I acknowledge that unfortunately, some of you are happy with the status-quo, but I hope that the majority of you are not and do not wish to see Wealden’s green spaces needlessly urbanised. Please take some action, as further inaction will result in continued despoilation of our rural surroundings.


Wealden has published a new 5YLS document

Wednesday, July 20th, 2016

Wealden has published a new 5YLS document that shows that they only have a 3.96 year land supply.

To achieve this figure, they have estimated that they will build 3,509 houses in the next five years against a requirement of 4,435 houses.

This 4,435 requirement has been calculated by using the 735 houses/year OAN and by backdating the new plan to 2013, this creates a 549 house backlog. Wealden has used the Sedgefield method to eliminate this backlog

In addition, Wealden has not counted any windfalls in the numbers of houses to be built.

By making just one change to the analysis, I can make the 3.96 years into 4.96 years. This change is one recommended by the inspector who found the Lewes plan sound earlier this year. His point was that any housing backlog should be derived from the housing target in place at the time, not by backdating the new target. Using this method, Wealden’s 549 house backlog becomes a 306 house surplus which can then be deducted from the target. The revised target then becomes 3,537 houses, which is only 28 houses short of a 5YLS.

I think that the extra 28 houses could be easily found if Wealden wanted a 5YLS. They could legitimately include some windfalls given their past record of windfall delivery, or they could take a slightly different view of the 3,509 houses they assess will be built over the next five years.

In the second page of their document, they have listed all the large sites where they consider 1,975 of the total 3,509 houses will be built. Taking just one site, Site G Uplands Farm, they have included the 82 houses granted permission in 2013. However, earlier this year, a revised application was granted permission for 183 houses. If this site starts delivering houses as Wealden has indicated in 2018/19, then it should build at least 150 houses by 2021. This would then make the 3,509 total 3,577 houses, equivalent to a 5.06 year land supply.

I’ve noticed that two other large sites (Land at West Uckfield and Land at East Hailsham) are showing a much reduced delivery in this 31 March 2016 land supply document than in Chris Bending’s evidence to last August’s Oaklands inquiry. Both of these sites have slipped back two years reducing the housing supply by at least 242 houses. The slippage may be real, but it may not be………..

Another of the large sites at Stone Cross is shown as starting to deliver houses in 2017/18. However, work started in the summer of 2015 and I bet that some of the houses will be occupied before the end of this year. We may find that the delivery rate of the 1,975 houses in this table is pessimistic in terms of both numbers and timing.

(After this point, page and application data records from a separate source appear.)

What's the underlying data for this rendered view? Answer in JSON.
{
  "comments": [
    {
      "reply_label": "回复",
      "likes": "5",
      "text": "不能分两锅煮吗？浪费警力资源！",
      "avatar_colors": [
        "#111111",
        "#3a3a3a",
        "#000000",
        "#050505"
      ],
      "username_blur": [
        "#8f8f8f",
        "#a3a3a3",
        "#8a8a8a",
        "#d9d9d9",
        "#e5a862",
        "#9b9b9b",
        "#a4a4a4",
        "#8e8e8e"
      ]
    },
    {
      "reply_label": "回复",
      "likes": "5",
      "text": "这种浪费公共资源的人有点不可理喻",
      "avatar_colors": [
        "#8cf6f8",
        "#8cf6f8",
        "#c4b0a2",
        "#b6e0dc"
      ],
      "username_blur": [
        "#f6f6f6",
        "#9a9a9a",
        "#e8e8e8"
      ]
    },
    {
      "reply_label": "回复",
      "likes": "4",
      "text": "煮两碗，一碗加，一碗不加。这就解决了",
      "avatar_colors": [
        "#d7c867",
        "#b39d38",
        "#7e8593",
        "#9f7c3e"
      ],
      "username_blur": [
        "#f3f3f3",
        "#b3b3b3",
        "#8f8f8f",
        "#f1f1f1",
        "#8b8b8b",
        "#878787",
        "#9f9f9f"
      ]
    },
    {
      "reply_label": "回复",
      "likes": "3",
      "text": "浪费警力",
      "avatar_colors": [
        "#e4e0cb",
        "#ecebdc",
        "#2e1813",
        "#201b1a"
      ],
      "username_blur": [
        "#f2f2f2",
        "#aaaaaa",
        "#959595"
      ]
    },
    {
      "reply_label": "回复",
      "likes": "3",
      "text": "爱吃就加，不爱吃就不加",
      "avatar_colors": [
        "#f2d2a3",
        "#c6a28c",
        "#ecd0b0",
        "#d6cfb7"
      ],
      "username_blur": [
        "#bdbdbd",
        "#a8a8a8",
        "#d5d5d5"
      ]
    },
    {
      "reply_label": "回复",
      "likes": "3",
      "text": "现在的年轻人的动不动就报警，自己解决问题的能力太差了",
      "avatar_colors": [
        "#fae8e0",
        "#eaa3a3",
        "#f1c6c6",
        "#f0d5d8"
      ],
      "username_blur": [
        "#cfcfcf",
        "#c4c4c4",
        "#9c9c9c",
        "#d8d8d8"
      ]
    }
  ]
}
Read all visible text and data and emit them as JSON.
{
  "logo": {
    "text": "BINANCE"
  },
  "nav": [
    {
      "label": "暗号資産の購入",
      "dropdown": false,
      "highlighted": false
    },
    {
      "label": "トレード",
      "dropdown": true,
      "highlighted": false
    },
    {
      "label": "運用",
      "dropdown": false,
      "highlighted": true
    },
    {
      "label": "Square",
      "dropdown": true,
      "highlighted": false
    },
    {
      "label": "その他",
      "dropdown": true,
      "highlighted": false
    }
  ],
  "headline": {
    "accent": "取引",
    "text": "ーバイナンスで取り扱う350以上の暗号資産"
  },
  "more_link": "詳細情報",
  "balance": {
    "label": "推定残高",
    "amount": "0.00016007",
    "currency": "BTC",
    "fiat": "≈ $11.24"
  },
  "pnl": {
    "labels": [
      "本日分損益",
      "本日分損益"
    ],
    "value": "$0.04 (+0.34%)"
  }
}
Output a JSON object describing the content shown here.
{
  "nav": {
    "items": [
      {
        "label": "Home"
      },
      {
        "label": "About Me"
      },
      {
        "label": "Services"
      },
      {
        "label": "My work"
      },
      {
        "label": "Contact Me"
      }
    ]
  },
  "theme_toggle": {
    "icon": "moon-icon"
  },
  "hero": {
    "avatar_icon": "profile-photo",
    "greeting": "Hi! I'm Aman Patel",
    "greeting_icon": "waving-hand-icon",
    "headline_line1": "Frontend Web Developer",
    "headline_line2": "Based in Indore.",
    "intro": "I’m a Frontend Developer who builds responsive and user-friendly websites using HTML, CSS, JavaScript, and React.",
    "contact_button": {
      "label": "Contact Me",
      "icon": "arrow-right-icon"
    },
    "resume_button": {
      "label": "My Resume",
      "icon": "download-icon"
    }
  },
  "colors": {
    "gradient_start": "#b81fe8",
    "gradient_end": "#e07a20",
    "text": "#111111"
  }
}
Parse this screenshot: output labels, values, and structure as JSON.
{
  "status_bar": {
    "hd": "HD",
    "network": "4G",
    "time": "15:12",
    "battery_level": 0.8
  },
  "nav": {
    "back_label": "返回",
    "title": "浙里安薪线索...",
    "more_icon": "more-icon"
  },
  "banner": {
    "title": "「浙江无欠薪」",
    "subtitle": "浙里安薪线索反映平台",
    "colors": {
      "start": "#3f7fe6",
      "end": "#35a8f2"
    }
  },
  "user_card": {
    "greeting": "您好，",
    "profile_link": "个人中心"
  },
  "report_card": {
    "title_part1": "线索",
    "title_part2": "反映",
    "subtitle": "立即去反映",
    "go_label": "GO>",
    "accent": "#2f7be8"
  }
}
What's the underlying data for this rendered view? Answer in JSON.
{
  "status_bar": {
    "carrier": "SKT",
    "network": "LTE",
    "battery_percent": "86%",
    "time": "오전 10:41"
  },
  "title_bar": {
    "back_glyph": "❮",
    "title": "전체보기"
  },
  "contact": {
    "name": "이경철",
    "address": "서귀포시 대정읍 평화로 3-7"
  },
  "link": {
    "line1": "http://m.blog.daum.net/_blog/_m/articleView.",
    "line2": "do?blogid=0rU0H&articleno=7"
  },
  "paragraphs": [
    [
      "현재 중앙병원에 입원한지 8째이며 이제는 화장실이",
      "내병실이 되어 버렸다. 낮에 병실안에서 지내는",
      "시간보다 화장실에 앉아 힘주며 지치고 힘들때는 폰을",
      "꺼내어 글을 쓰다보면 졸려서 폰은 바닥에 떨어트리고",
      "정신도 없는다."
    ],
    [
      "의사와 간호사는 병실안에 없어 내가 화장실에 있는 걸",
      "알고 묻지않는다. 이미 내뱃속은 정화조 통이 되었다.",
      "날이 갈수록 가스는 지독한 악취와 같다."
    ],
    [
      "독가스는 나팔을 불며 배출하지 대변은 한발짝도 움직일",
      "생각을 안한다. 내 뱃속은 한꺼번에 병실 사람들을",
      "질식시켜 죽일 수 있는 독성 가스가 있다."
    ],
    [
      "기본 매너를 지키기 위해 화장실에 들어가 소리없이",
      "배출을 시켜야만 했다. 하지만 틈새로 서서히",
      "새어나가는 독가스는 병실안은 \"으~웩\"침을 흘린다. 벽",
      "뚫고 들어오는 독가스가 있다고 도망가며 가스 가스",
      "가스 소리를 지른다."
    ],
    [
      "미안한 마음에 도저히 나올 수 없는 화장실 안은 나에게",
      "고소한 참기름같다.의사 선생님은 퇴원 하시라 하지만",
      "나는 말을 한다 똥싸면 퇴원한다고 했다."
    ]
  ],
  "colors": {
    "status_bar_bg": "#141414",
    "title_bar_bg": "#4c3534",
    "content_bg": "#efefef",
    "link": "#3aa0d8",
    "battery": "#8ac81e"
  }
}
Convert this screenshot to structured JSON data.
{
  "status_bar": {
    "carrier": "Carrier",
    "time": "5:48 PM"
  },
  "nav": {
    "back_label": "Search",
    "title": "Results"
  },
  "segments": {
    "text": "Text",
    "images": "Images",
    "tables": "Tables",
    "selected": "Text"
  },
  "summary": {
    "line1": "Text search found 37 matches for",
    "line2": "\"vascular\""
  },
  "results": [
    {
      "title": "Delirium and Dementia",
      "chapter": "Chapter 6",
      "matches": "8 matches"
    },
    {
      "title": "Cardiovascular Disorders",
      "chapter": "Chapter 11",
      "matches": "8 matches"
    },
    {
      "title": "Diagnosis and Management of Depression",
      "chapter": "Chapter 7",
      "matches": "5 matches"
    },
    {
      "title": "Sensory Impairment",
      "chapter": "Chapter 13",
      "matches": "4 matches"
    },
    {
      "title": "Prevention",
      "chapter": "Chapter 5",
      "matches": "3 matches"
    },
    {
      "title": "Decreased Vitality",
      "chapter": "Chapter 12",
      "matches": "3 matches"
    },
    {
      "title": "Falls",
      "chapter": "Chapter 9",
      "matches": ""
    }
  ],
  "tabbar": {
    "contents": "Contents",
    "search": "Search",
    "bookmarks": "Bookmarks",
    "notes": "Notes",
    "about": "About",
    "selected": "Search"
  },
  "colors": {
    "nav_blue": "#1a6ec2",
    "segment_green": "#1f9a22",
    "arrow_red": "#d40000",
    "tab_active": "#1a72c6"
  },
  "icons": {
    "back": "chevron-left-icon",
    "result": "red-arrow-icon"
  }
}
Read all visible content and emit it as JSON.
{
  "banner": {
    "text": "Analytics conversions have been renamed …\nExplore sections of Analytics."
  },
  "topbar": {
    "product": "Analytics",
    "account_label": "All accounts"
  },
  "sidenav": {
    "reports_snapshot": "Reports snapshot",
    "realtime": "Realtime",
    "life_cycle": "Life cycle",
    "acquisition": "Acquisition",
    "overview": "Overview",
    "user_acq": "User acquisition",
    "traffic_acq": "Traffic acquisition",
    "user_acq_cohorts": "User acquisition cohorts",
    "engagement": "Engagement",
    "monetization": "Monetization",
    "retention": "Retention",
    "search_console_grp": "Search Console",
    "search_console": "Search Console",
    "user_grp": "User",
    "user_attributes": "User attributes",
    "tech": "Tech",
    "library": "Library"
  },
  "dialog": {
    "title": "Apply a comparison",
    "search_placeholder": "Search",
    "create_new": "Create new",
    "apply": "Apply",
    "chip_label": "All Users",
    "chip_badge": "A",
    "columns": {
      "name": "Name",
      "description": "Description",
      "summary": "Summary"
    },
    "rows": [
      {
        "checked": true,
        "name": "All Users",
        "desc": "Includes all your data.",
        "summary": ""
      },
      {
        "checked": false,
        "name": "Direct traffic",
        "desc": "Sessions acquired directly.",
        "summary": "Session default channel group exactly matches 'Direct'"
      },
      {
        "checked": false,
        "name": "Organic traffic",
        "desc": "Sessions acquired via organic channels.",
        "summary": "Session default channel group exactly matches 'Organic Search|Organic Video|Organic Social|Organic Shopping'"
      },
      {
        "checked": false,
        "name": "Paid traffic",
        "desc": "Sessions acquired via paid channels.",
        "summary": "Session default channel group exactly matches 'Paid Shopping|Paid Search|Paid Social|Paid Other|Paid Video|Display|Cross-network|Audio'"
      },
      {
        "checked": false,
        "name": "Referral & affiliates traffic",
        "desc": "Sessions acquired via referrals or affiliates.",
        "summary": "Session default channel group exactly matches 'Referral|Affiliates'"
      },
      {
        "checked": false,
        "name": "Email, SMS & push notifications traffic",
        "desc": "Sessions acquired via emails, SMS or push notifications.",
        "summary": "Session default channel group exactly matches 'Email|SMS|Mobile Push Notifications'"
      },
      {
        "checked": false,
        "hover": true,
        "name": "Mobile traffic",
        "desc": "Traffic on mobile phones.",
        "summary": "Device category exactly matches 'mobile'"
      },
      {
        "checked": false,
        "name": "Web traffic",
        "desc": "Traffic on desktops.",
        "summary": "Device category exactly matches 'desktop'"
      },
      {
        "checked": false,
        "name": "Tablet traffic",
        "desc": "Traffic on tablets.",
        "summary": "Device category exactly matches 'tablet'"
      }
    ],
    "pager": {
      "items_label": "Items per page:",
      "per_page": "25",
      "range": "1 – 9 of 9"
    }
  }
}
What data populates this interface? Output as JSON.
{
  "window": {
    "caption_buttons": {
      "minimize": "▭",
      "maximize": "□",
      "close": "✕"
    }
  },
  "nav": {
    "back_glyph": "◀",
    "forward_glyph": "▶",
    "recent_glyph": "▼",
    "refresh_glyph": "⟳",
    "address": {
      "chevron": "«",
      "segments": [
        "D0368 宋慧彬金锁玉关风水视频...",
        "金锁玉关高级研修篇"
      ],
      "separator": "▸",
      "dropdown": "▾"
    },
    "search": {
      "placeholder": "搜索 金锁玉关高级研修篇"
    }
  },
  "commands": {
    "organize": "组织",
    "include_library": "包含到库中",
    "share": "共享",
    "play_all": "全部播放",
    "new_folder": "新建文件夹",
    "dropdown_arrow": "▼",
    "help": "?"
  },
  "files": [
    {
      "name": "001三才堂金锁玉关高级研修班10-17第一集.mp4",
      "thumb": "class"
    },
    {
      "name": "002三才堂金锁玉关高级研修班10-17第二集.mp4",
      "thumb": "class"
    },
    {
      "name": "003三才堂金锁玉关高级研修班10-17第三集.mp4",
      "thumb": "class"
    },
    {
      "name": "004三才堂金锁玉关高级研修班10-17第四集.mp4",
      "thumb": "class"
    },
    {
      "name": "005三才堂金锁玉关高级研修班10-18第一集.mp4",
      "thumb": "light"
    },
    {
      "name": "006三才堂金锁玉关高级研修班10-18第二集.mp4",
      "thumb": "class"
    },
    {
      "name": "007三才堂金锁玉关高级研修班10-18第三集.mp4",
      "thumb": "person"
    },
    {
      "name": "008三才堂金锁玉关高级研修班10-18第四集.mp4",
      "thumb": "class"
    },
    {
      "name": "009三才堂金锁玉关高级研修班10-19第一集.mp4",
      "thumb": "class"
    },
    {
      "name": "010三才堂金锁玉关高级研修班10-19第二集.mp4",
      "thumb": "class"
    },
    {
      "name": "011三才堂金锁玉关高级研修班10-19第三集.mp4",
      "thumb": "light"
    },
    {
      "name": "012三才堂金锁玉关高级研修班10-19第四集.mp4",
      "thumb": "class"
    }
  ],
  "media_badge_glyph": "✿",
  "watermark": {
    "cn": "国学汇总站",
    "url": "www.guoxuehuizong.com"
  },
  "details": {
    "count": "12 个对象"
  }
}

Nothing in the new document has led me to change my opinion that Wealden has engineered a situation where they do not have a 5YLS. I feel that were they minded to achieve a 5YLS, they could easily produce legitimate figures to demonstrate this position.